## Data supplied

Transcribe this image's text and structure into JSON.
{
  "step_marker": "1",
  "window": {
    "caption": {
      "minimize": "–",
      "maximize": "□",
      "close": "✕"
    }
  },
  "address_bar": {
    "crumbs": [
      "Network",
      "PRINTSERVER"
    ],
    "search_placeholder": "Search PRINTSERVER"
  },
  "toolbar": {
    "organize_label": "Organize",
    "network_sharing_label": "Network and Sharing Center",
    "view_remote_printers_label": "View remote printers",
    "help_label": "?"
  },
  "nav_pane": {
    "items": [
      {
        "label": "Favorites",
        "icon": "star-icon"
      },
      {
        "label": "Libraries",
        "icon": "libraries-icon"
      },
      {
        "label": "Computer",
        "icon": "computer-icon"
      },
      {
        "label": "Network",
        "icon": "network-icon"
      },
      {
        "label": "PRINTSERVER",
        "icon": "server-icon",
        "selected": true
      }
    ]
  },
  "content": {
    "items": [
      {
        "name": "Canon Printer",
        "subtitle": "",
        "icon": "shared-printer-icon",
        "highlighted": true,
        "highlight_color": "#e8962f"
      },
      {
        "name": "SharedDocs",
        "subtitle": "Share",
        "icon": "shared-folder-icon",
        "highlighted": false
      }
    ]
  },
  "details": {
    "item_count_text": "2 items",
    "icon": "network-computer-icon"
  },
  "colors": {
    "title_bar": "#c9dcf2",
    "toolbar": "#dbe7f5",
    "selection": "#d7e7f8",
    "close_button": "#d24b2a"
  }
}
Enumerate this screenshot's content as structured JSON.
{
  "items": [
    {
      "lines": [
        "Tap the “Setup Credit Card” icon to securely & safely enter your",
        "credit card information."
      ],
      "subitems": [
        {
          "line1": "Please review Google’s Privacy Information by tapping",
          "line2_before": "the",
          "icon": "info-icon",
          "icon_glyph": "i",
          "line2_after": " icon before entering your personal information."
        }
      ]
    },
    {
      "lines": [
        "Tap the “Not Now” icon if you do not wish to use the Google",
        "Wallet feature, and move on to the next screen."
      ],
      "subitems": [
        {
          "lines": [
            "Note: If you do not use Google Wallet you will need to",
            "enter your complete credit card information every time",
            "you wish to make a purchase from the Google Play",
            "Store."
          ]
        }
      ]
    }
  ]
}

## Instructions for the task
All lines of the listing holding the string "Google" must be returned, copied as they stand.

## Response area
          "line1": "Please review Google’s Privacy Information by tapping",
        "Tap the “Not Now” icon if you do not wish to use the Google",
            "Note: If you do not use Google Wallet you will need to",
            "you wish to make a purchase from the Google Play",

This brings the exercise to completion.